**DIRECTIONS:** For the records below, tally the lines that include the word "type" and report the number alone.

**THE DATA:**

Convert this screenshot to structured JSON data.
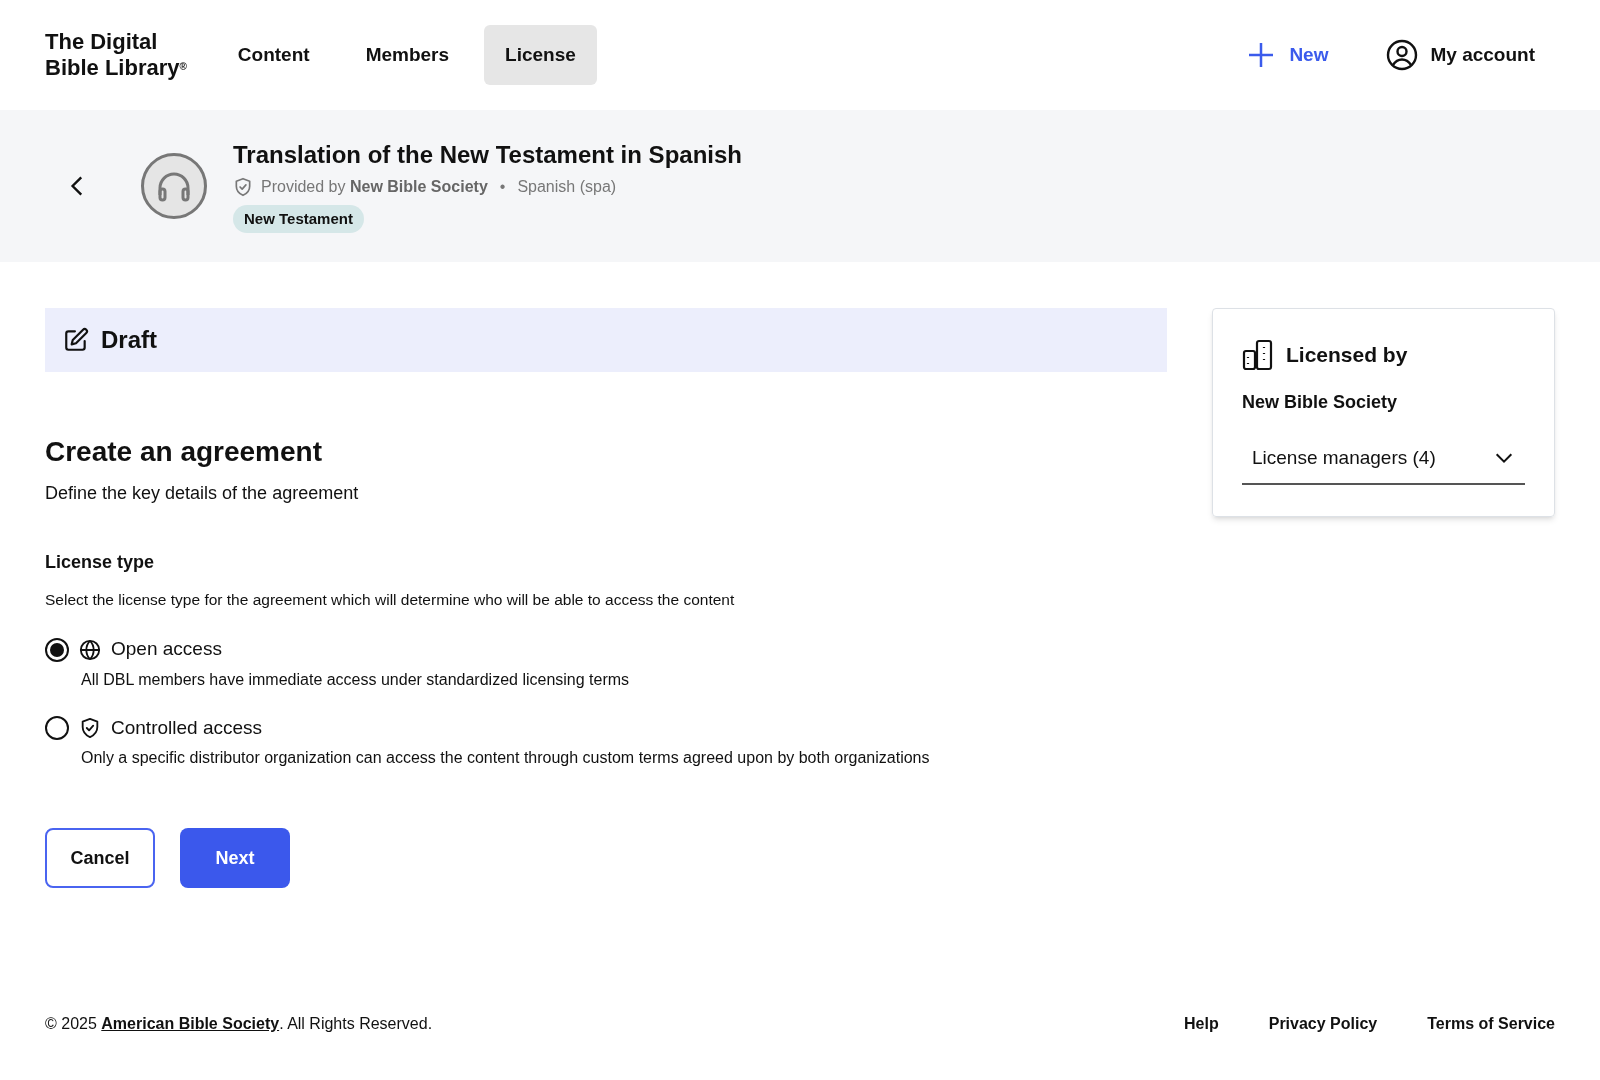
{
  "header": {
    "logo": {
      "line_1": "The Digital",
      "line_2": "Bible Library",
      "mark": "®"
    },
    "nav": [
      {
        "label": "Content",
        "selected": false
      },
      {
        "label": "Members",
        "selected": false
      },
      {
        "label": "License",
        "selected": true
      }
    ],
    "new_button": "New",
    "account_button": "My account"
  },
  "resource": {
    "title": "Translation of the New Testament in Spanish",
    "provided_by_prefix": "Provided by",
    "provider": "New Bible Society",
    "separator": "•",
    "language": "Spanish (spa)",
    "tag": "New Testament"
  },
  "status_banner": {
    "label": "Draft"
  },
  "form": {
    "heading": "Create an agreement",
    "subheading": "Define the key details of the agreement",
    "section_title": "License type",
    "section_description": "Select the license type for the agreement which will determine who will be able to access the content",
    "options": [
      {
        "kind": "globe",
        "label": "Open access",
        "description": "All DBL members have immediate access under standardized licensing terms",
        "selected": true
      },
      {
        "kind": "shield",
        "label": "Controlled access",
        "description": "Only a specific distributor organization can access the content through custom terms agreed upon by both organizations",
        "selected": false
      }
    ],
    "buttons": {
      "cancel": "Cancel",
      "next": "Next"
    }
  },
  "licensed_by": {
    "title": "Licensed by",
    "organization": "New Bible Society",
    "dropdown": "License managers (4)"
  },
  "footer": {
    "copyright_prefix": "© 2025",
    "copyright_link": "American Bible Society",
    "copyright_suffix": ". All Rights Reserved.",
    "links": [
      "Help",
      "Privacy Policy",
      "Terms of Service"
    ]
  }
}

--

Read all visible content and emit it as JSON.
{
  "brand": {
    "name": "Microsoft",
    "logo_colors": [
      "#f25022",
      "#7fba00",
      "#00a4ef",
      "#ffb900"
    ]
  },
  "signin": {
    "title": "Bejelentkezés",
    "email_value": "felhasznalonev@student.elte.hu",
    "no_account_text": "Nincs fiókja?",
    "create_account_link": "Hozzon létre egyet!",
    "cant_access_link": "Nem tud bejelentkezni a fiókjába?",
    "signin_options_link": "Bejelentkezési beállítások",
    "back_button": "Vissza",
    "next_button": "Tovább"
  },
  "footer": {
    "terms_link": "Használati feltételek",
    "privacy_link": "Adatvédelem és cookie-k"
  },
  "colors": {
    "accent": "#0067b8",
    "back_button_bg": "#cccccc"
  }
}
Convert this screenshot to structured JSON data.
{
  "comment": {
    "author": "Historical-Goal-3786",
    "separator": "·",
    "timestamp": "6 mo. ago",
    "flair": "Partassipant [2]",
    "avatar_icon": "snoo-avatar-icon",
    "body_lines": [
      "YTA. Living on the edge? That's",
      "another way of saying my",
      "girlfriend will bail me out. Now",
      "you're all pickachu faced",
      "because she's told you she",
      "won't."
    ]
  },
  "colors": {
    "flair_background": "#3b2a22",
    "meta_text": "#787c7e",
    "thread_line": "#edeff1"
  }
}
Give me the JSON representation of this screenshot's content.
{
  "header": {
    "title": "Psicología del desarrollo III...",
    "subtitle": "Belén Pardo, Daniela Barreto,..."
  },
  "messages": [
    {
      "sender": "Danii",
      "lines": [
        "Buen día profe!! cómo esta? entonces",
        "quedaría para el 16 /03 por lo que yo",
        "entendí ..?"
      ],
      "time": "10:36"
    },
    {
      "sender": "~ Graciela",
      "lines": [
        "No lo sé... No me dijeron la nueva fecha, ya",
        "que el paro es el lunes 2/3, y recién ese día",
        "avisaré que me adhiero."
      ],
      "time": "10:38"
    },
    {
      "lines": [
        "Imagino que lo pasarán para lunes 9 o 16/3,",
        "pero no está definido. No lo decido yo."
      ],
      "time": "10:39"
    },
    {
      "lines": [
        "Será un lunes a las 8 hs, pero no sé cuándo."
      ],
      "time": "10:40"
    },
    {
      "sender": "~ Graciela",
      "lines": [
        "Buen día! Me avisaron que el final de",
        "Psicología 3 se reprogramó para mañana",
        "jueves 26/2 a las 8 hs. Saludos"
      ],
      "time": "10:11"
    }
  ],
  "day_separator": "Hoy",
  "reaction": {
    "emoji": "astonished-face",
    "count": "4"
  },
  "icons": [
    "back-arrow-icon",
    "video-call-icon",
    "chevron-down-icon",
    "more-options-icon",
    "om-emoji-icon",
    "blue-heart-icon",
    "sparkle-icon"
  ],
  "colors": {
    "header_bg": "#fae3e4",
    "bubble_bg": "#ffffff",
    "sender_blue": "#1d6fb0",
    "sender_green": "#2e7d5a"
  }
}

**SOLVED PROBLEM:** 2